11. 22 January 1973 (Nachtgesang; song-preludes; Schubert cycles; Shakespeare and Bacon)

My dear Maurice,

     nice, as ever to hear from you. This is to ask you whether you would mind my undertaking to write a modest (or more likely immodest) 250 words about you for Grove 6? If that seems all right to you en principe, then I should like to ask a favour; namely that you would be so good as to indicate to me any areas of your expertise which my ignorance might have led me to omit.

     I know that you'll have completed a form which lists what you feel are your major articles; but I suspect that your modesty might dispose you to omit the fact that you know a lot about (for example) Loewe, which ought to be on the record and might just conceivably escape critical attention, including your own. If you will forgive my saying so, if you do have a failing it is modesty. That's the kind of thing one can't say about oneself, of course; “If I have a failing, it's modesty” sounds rather unconvincing; but it's the kind of observation that kind friends are, I trust, allowed to make.

     I'm sure you're right about the American thesis. I was stupefied the other day to discover that University Microfilms Inc. were offering to me, for £5, a copy of a dissertation which consisted in large measure of an expansion of some ideas of my own, including great chunks of verbatim quotation. I expect that must happen to you a great deal; people need only read you to feel that they're instantly to a doctorate on the strength of that alone. Which reminds me (if you will forgive the comparison) of the man in Jerome K. Jerome who was such a hypochondriac that he felt that medical students need only walk twice round him and then take a diploma.

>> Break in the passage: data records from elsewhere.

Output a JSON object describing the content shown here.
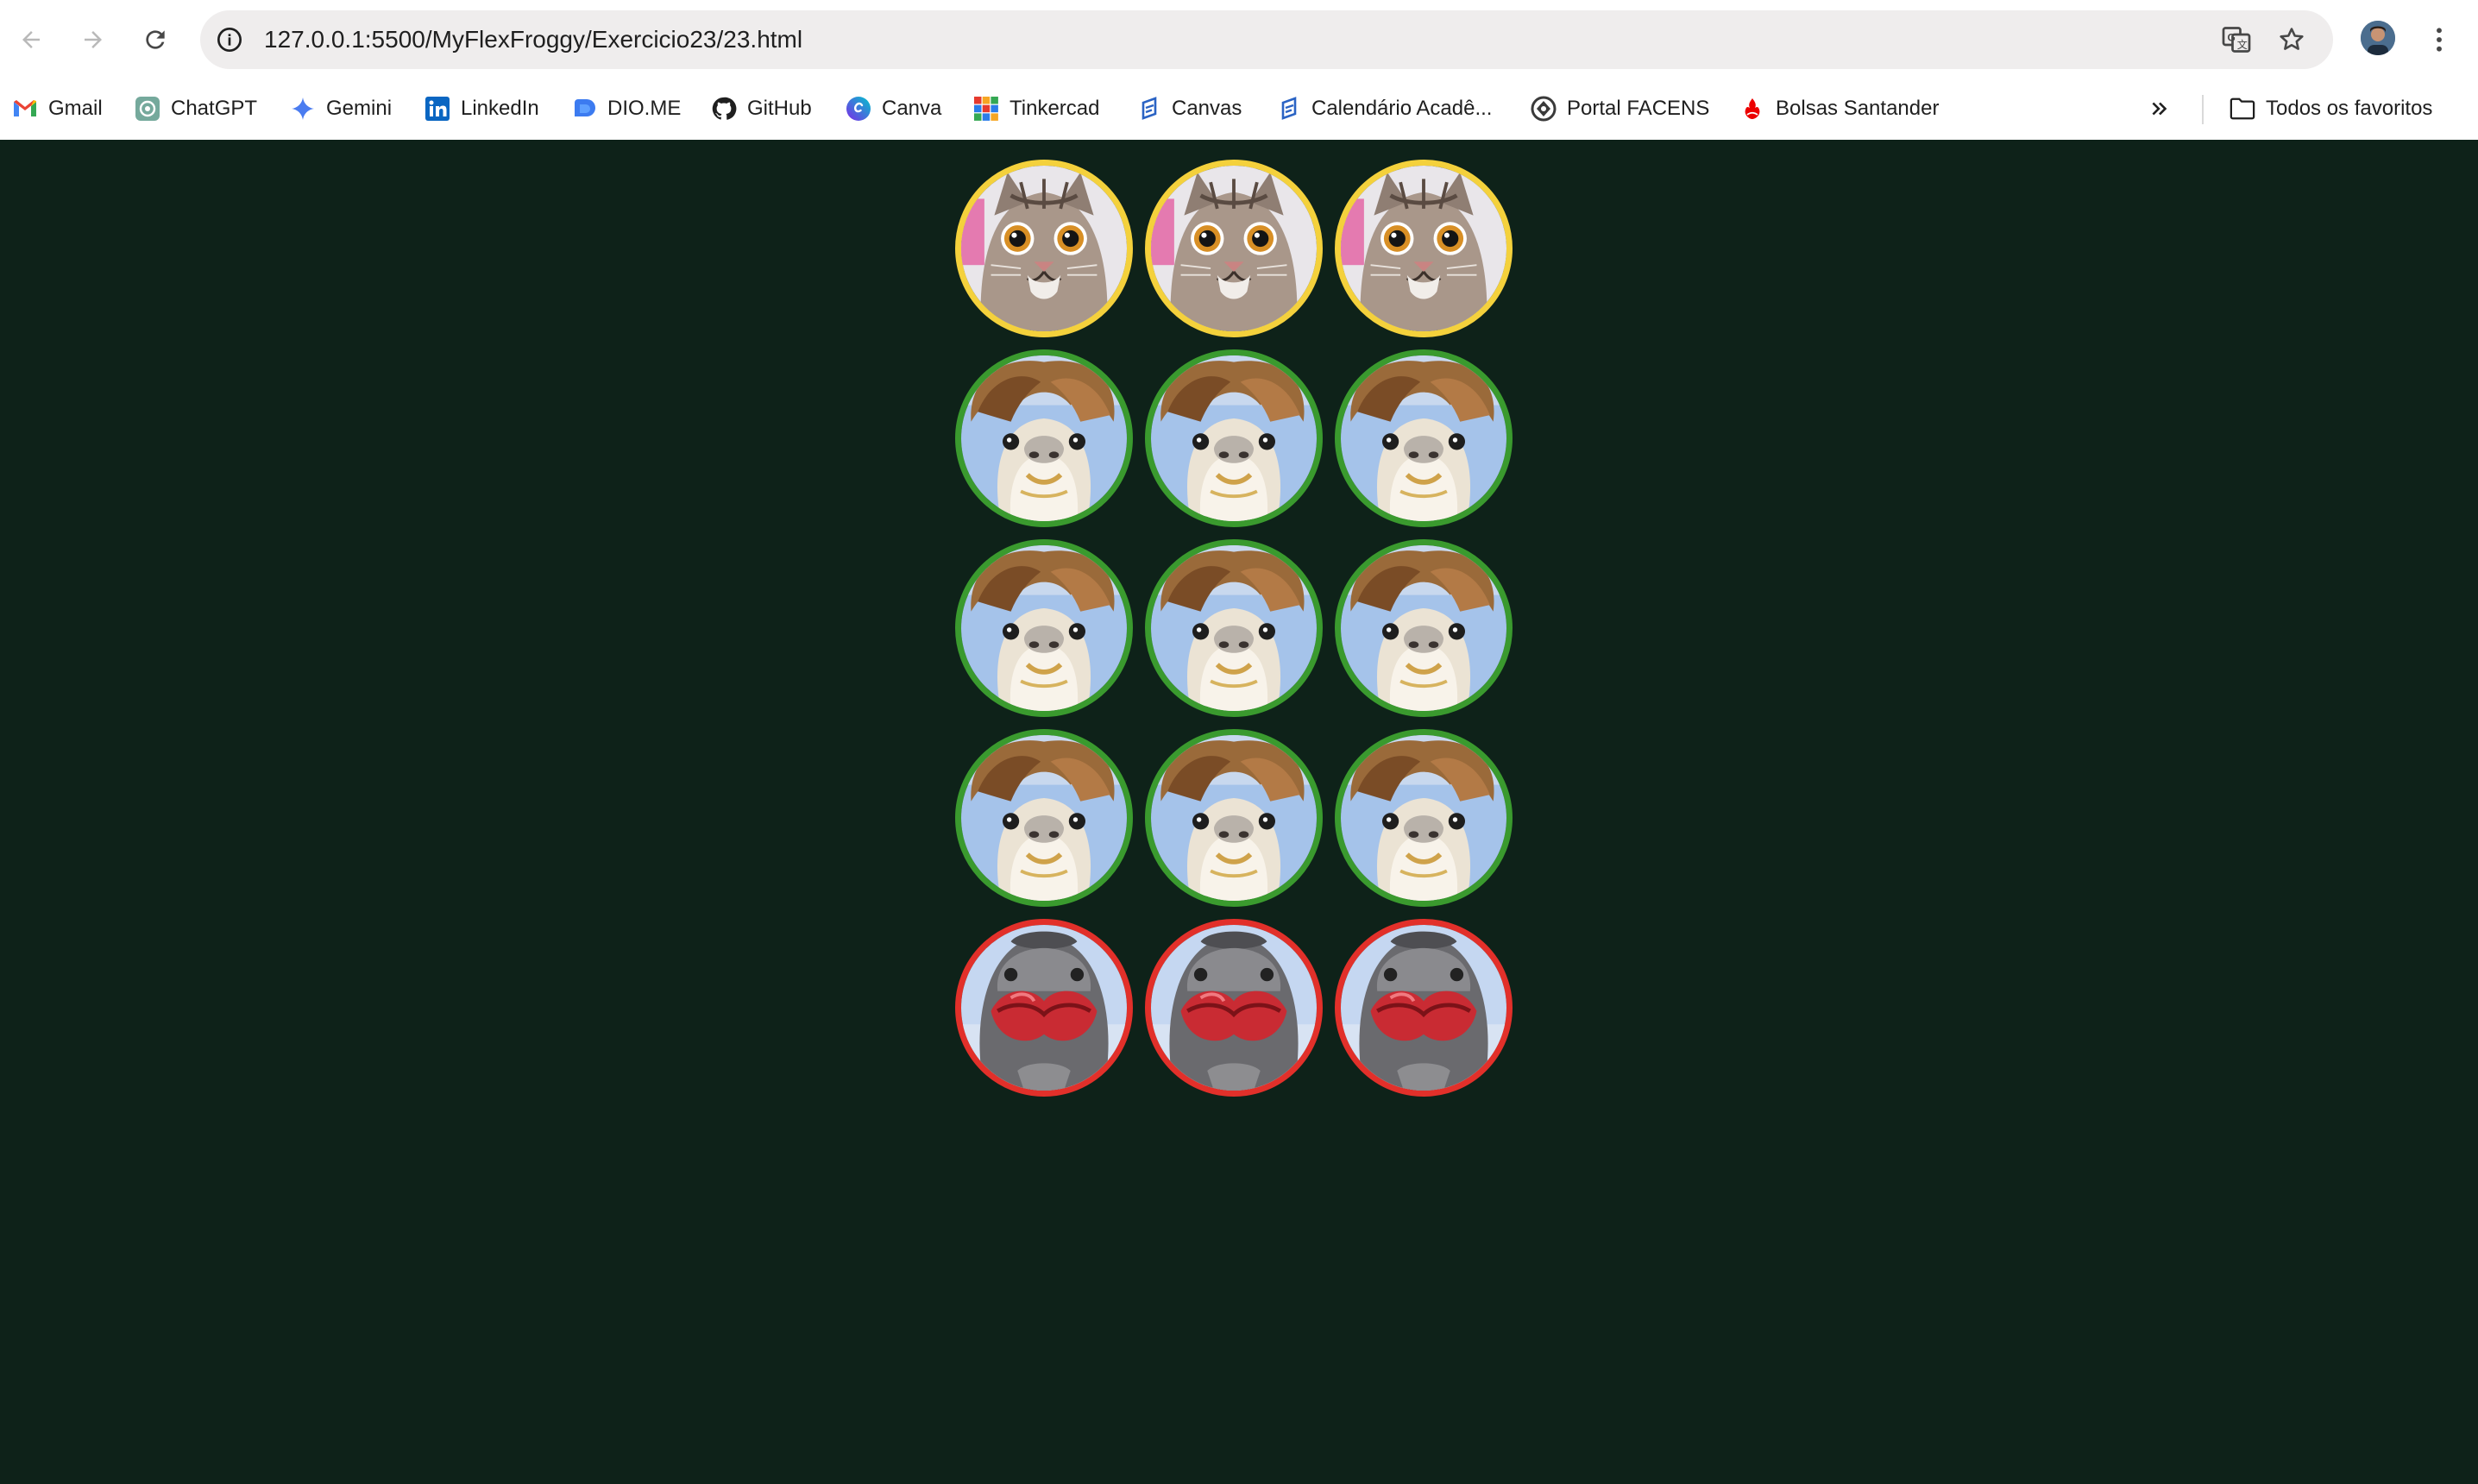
{
  "browser": {
    "url": "127.0.0.1:5500/MyFlexFroggy/Exercicio23/23.html",
    "bookmarks": [
      {
        "label": "Gmail",
        "icon": "gmail-icon"
      },
      {
        "label": "ChatGPT",
        "icon": "chatgpt-icon"
      },
      {
        "label": "Gemini",
        "icon": "gemini-icon"
      },
      {
        "label": "LinkedIn",
        "icon": "linkedin-icon"
      },
      {
        "label": "DIO.ME",
        "icon": "dio-icon"
      },
      {
        "label": "GitHub",
        "icon": "github-icon"
      },
      {
        "label": "Canva",
        "icon": "canva-icon"
      },
      {
        "label": "Tinkercad",
        "icon": "tinkercad-icon"
      },
      {
        "label": "Canvas",
        "icon": "canvas-icon"
      },
      {
        "label": "Calendário Acadê...",
        "icon": "canvas-icon"
      },
      {
        "label": "Portal FACENS",
        "icon": "facens-icon"
      },
      {
        "label": "Bolsas Santander",
        "icon": "santander-icon"
      }
    ],
    "all_bookmarks_label": "Todos os favoritos"
  },
  "page": {
    "background_color": "#0e2219",
    "grid": {
      "columns": 3,
      "rows": [
        {
          "animal": "cat",
          "ring_color": "#f4d13c",
          "count": 3
        },
        {
          "animal": "llama",
          "ring_color": "#3a9a2e",
          "count": 3
        },
        {
          "animal": "llama",
          "ring_color": "#3a9a2e",
          "count": 3
        },
        {
          "animal": "llama",
          "ring_color": "#3a9a2e",
          "count": 3
        },
        {
          "animal": "kiss",
          "ring_color": "#e2302a",
          "count": 3
        }
      ]
    }
  }
}
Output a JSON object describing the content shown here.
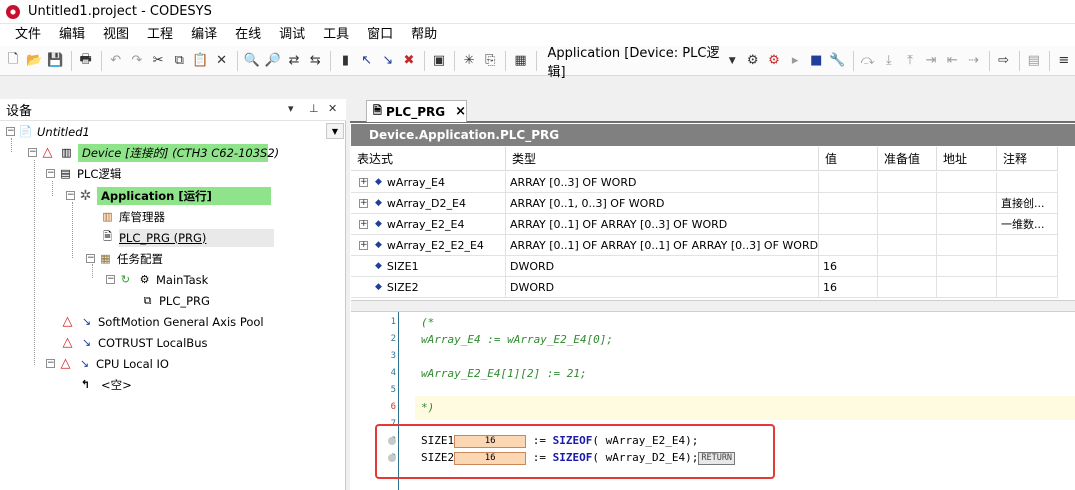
{
  "window": {
    "title": "Untitled1.project - CODESYS"
  },
  "menu": [
    "文件",
    "编辑",
    "视图",
    "工程",
    "编译",
    "在线",
    "调试",
    "工具",
    "窗口",
    "帮助"
  ],
  "toolbar": {
    "application_selector": "Application [Device: PLC逻辑]"
  },
  "devices": {
    "header": "设备",
    "tree": {
      "project": "Untitled1",
      "device": "Device [连接的] (CTH3 C62-103S2)",
      "plc_logic": "PLC逻辑",
      "application": "Application [运行]",
      "library_manager": "库管理器",
      "plc_prg": "PLC_PRG (PRG)",
      "task_config": "任务配置",
      "main_task": "MainTask",
      "main_task_prg": "PLC_PRG",
      "softmotion": "SoftMotion General Axis Pool",
      "cotrust": "COTRUST LocalBus",
      "cpu_local_io": "CPU Local IO",
      "empty": "<空>"
    }
  },
  "editor": {
    "tab_label": "PLC_PRG",
    "path": "Device.Application.PLC_PRG",
    "columns": [
      "表达式",
      "类型",
      "值",
      "准备值",
      "地址",
      "注释"
    ],
    "rows": [
      {
        "expr": "wArray_E4",
        "type": "ARRAY [0..3] OF WORD",
        "value": "",
        "comment": "",
        "expandable": true
      },
      {
        "expr": "wArray_D2_E4",
        "type": "ARRAY [0..1, 0..3] OF WORD",
        "value": "",
        "comment": "直接创...",
        "expandable": true
      },
      {
        "expr": "wArray_E2_E4",
        "type": "ARRAY [0..1] OF ARRAY [0..3] OF WORD",
        "value": "",
        "comment": "一维数...",
        "expandable": true
      },
      {
        "expr": "wArray_E2_E2_E4",
        "type": "ARRAY [0..1] OF ARRAY [0..1] OF ARRAY [0..3] OF WORD",
        "value": "",
        "comment": "",
        "expandable": true
      },
      {
        "expr": "SIZE1",
        "type": "DWORD",
        "value": "16",
        "comment": "",
        "expandable": false
      },
      {
        "expr": "SIZE2",
        "type": "DWORD",
        "value": "16",
        "comment": "",
        "expandable": false
      }
    ],
    "code": {
      "line_numbers": [
        "1",
        "2",
        "3",
        "4",
        "5",
        "6",
        "7",
        "8",
        "9"
      ],
      "l1": "(*",
      "l2": "wArray_E4 := wArray_E2_E4[0];",
      "l4": "wArray_E2_E4[1][2] := 21;",
      "l6": "*)",
      "l8": {
        "var": "SIZE1",
        "monitor": "16",
        "assign": " := ",
        "func": "SIZEOF",
        "arg": "( wArray_E2_E4);"
      },
      "l9": {
        "var": "SIZE2",
        "monitor": "16",
        "assign": " := ",
        "func": "SIZEOF",
        "arg": "( wArray_D2_E4);",
        "return_label": "RETURN"
      }
    }
  },
  "colors": {
    "active_green": "#8fe38a",
    "highlight_box": "#e53935",
    "monitor_fill": "#fbd7b4",
    "path_bar": "#808080"
  }
}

     Much obliged for the information about the prelude to Nachtgesang. But why must a song have a prelude? Suppose the singer has absolute pitch? Or what about an unaccompanied song? I think you may have proved, that there can't be such a thing. I think it's usually possible in practice (meaning performance) for the pianist to give a note so inaudibly from the audience viewpoint (or rather hearing-point) that it is tantamount to silence. Unheard preludes are sweeter. And while I'm in my cheeky dissenting vein (which perhaps you'll forgive or at least overlook on the ground of periodic instability – though it's not quite so bad in my case as in that of a chap I heard of who, whenever he felt unusually cheerful and high-spirited, knew it was time to report as a voluntary out-patient.) as I was saying, while I'm in this mood I might as well go the whole hog and report a certain amount of dissent about Shakespeare (though the whole hog might have led you to expect Bacon) as it happens my other correspondent about the sonnets is a rather dotty psychiatrist who dubious about their authorship, though he has no qualms at all about announcing that whoever wrote them had pronounced homoerotic tendencies. I quite see that there were certain precedents    and parallels for the sonnet-sequence. But were notthey, for the most part, manifestly autobiographical? How about Astrophel and Stella, for example (great stuff, I trust you agree); isn't that as personal and intimate as anyone could wish for? Anyone, I mean, who was capable of wishing for intimacy when he should be getting on with the poetry; I shall go along with your thesis so far as to concede that Die Schöne Müllerin and Die Winterreise  are in a sense impersonal. However, as I shall have the nerve to contend in a review of the latest Fischer-Dieskau box, they are also in a sense personal; it seems to me that this might be an approach to the music which though (I agree) not the high road to appreciation might nevertheless offer an alternative route. Nicht wahr?

     For no reason at all, just that it might amuse you, I thought I'd retail some exchanges I've been having with John Warrack. I cant think why, but we a started recalling, with examples, how amusing the Dutch language is - to us, that is; it’s no doubt taken entirely seriously in Holland. From there we proceeded to Afrikaans; as to which I claimed to have read somewhere that the translation of Hamlet in that tongue reads in part something like “Omlet! Ik bin de spuk van yulle Pa”. This John trumped with the information (heaven knows from where) that the order “Mount” as given in Afrikaans to South African cavalry units is “Klomber op de beestjes”. It sounds absolutely convincing to me!

yours ever